▶ ASSIGNMENT
Go through the data below. List every line that holds the word "AMOUNT".

BEGIN TASK MATERIAL

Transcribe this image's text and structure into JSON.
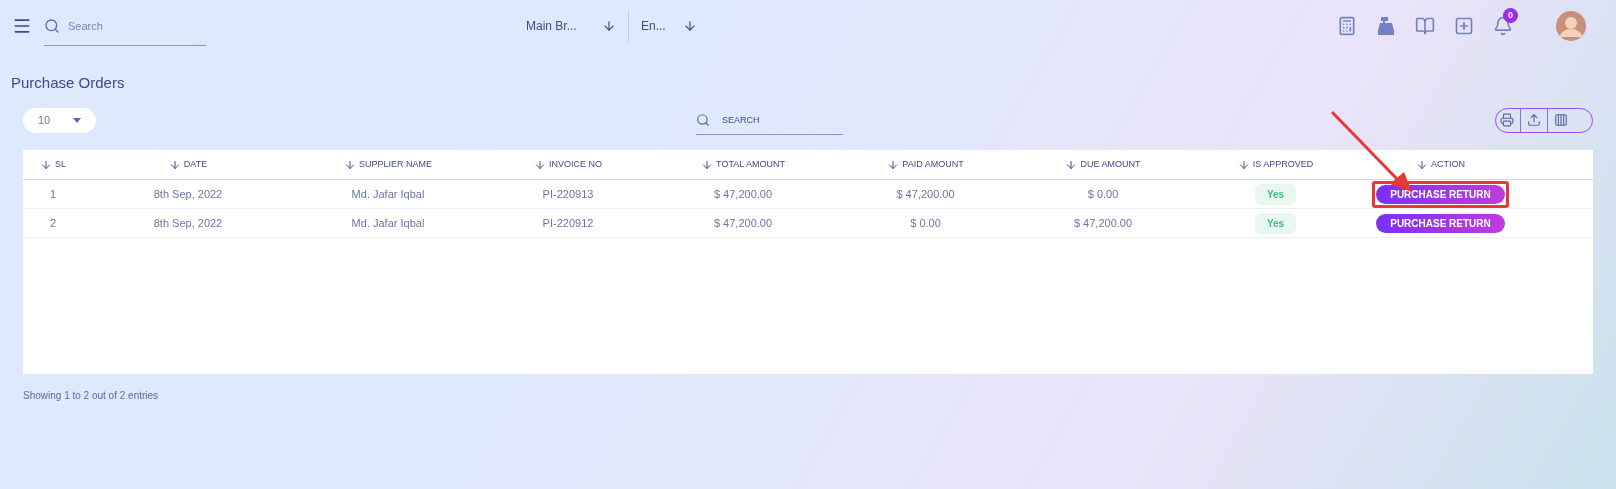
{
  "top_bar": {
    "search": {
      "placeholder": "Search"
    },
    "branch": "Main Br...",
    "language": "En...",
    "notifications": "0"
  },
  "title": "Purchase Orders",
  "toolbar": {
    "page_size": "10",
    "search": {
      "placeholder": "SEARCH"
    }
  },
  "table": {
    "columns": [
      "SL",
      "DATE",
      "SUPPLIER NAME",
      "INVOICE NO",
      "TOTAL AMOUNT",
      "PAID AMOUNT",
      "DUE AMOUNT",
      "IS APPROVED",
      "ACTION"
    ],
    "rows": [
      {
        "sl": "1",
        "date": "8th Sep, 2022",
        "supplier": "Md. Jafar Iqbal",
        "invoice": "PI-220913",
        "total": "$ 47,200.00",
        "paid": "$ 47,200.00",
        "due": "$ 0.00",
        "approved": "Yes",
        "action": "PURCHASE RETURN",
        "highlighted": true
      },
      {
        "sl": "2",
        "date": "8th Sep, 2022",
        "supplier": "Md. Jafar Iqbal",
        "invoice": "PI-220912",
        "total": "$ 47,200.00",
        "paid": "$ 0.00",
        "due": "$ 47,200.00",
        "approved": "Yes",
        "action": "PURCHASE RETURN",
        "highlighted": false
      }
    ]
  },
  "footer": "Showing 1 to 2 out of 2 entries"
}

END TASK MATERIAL

▶ EXERCISE OUTPUT
      "TOTAL AMOUNT",
      "PAID AMOUNT",
      "DUE AMOUNT",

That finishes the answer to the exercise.